Data records for software interfaces:
- - - - - - -

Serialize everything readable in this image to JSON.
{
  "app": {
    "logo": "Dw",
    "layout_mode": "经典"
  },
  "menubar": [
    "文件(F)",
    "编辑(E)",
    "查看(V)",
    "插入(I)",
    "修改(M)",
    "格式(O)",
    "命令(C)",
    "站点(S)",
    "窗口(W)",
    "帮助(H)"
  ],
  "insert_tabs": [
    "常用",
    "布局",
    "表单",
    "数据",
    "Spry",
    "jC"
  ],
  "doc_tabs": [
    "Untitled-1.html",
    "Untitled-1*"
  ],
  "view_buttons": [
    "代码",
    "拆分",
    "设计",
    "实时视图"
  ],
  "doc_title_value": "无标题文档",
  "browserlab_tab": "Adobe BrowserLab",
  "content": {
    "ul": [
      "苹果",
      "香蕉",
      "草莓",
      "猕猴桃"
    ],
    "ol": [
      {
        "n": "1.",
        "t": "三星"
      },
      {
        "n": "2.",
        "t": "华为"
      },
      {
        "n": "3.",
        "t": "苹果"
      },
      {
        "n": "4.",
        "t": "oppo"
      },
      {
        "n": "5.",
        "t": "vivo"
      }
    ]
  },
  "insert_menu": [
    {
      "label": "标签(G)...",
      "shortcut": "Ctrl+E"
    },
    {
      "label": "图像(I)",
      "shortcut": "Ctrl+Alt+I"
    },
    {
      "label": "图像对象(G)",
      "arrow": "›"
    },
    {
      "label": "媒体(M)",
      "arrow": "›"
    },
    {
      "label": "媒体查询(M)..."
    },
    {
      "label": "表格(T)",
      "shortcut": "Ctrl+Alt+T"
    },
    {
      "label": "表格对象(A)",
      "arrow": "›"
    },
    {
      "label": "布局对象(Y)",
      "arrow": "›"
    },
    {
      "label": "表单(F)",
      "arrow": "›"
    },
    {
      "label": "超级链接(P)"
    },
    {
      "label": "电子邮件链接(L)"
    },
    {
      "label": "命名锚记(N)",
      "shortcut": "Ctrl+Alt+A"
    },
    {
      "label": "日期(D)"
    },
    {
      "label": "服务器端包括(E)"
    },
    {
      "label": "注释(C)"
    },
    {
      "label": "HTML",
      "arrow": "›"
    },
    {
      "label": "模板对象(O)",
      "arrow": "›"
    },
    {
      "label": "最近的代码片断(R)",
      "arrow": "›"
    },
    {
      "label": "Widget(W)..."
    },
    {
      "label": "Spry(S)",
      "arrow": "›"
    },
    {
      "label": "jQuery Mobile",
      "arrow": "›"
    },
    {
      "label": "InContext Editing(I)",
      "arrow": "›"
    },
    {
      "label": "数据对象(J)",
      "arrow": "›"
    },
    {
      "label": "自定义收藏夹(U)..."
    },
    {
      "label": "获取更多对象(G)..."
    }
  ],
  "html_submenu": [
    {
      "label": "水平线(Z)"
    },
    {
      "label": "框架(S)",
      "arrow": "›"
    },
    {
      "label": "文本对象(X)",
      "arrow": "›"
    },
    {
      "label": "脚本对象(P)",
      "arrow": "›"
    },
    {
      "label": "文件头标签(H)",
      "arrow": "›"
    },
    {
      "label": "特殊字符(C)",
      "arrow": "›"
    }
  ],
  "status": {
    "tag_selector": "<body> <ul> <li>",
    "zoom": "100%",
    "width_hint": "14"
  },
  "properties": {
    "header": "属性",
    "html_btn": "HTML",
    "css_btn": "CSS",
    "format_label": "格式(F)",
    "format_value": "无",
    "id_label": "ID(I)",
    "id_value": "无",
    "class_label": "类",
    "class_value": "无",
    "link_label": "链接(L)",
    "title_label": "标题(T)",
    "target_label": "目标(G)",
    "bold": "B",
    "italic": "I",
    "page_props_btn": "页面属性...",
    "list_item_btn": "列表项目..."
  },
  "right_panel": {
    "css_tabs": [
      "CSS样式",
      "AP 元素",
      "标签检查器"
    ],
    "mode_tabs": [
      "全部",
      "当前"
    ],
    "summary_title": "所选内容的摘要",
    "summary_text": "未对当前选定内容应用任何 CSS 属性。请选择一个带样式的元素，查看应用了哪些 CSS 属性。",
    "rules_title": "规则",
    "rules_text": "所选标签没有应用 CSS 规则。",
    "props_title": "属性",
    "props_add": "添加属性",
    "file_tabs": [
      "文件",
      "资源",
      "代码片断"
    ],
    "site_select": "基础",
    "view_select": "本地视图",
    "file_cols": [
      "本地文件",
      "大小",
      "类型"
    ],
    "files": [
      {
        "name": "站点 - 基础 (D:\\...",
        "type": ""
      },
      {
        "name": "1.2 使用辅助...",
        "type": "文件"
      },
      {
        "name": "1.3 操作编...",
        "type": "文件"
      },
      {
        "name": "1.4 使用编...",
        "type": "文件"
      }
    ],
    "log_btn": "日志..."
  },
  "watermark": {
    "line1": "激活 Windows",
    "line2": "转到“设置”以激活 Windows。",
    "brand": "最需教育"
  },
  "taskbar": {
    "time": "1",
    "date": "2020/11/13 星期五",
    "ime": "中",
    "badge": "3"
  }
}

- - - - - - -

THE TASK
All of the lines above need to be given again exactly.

SOLUTION
Serialize everything readable in this image to JSON.
{
  "app": {
    "logo": "Dw",
    "layout_mode": "经典"
  },
  "menubar": [
    "文件(F)",
    "编辑(E)",
    "查看(V)",
    "插入(I)",
    "修改(M)",
    "格式(O)",
    "命令(C)",
    "站点(S)",
    "窗口(W)",
    "帮助(H)"
  ],
  "insert_tabs": [
    "常用",
    "布局",
    "表单",
    "数据",
    "Spry",
    "jC"
  ],
  "doc_tabs": [
    "Untitled-1.html",
    "Untitled-1*"
  ],
  "view_buttons": [
    "代码",
    "拆分",
    "设计",
    "实时视图"
  ],
  "doc_title_value": "无标题文档",
  "browserlab_tab": "Adobe BrowserLab",
  "content": {
    "ul": [
      "苹果",
      "香蕉",
      "草莓",
      "猕猴桃"
    ],
    "ol": [
      {
        "n": "1.",
        "t": "三星"
      },
      {
        "n": "2.",
        "t": "华为"
      },
      {
        "n": "3.",
        "t": "苹果"
      },
      {
        "n": "4.",
        "t": "oppo"
      },
      {
        "n": "5.",
        "t": "vivo"
      }
    ]
  },
  "insert_menu": [
    {
      "label": "标签(G)...",
      "shortcut": "Ctrl+E"
    },
    {
      "label": "图像(I)",
      "shortcut": "Ctrl+Alt+I"
    },
    {
      "label": "图像对象(G)",
      "arrow": "›"
    },
    {
      "label": "媒体(M)",
      "arrow": "›"
    },
    {
      "label": "媒体查询(M)..."
    },
    {
      "label": "表格(T)",
      "shortcut": "Ctrl+Alt+T"
    },
    {
      "label": "表格对象(A)",
      "arrow": "›"
    },
    {
      "label": "布局对象(Y)",
      "arrow": "›"
    },
    {
      "label": "表单(F)",
      "arrow": "›"
    },
    {
      "label": "超级链接(P)"
    },
    {
      "label": "电子邮件链接(L)"
    },
    {
      "label": "命名锚记(N)",
      "shortcut": "Ctrl+Alt+A"
    },
    {
      "label": "日期(D)"
    },
    {
      "label": "服务器端包括(E)"
    },
    {
      "label": "注释(C)"
    },
    {
      "label": "HTML",
      "arrow": "›"
    },
    {
      "label": "模板对象(O)",
      "arrow": "›"
    },
    {
      "label": "最近的代码片断(R)",
      "arrow": "›"
    },
    {
      "label": "Widget(W)..."
    },
    {
      "label": "Spry(S)",
      "arrow": "›"
    },
    {
      "label": "jQuery Mobile",
      "arrow": "›"
    },
    {
      "label": "InContext Editing(I)",
      "arrow": "›"
    },
    {
      "label": "数据对象(J)",
      "arrow": "›"
    },
    {
      "label": "自定义收藏夹(U)..."
    },
    {
      "label": "获取更多对象(G)..."
    }
  ],
  "html_submenu": [
    {
      "label": "水平线(Z)"
    },
    {
      "label": "框架(S)",
      "arrow": "›"
    },
    {
      "label": "文本对象(X)",
      "arrow": "›"
    },
    {
      "label": "脚本对象(P)",
      "arrow": "›"
    },
    {
      "label": "文件头标签(H)",
      "arrow": "›"
    },
    {
      "label": "特殊字符(C)",
      "arrow": "›"
    }
  ],
  "status": {
    "tag_selector": "<body> <ul> <li>",
    "zoom": "100%",
    "width_hint": "14"
  },
  "properties": {
    "header": "属性",
    "html_btn": "HTML",
    "css_btn": "CSS",
    "format_label": "格式(F)",
    "format_value": "无",
    "id_label": "ID(I)",
    "id_value": "无",
    "class_label": "类",
    "class_value": "无",
    "link_label": "链接(L)",
    "title_label": "标题(T)",
    "target_label": "目标(G)",
    "bold": "B",
    "italic": "I",
    "page_props_btn": "页面属性...",
    "list_item_btn": "列表项目..."
  },
  "right_panel": {
    "css_tabs": [
      "CSS样式",
      "AP 元素",
      "标签检查器"
    ],
    "mode_tabs": [
      "全部",
      "当前"
    ],
    "summary_title": "所选内容的摘要",
    "summary_text": "未对当前选定内容应用任何 CSS 属性。请选择一个带样式的元素，查看应用了哪些 CSS 属性。",
    "rules_title": "规则",
    "rules_text": "所选标签没有应用 CSS 规则。",
    "props_title": "属性",
    "props_add": "添加属性",
    "file_tabs": [
      "文件",
      "资源",
      "代码片断"
    ],
    "site_select": "基础",
    "view_select": "本地视图",
    "file_cols": [
      "本地文件",
      "大小",
      "类型"
    ],
    "files": [
      {
        "name": "站点 - 基础 (D:\\...",
        "type": ""
      },
      {
        "name": "1.2 使用辅助...",
        "type": "文件"
      },
      {
        "name": "1.3 操作编...",
        "type": "文件"
      },
      {
        "name": "1.4 使用编...",
        "type": "文件"
      }
    ],
    "log_btn": "日志..."
  },
  "watermark": {
    "line1": "激活 Windows",
    "line2": "转到“设置”以激活 Windows。",
    "brand": "最需教育"
  },
  "taskbar": {
    "time": "1",
    "date": "2020/11/13 星期五",
    "ime": "中",
    "badge": "3"
  }
}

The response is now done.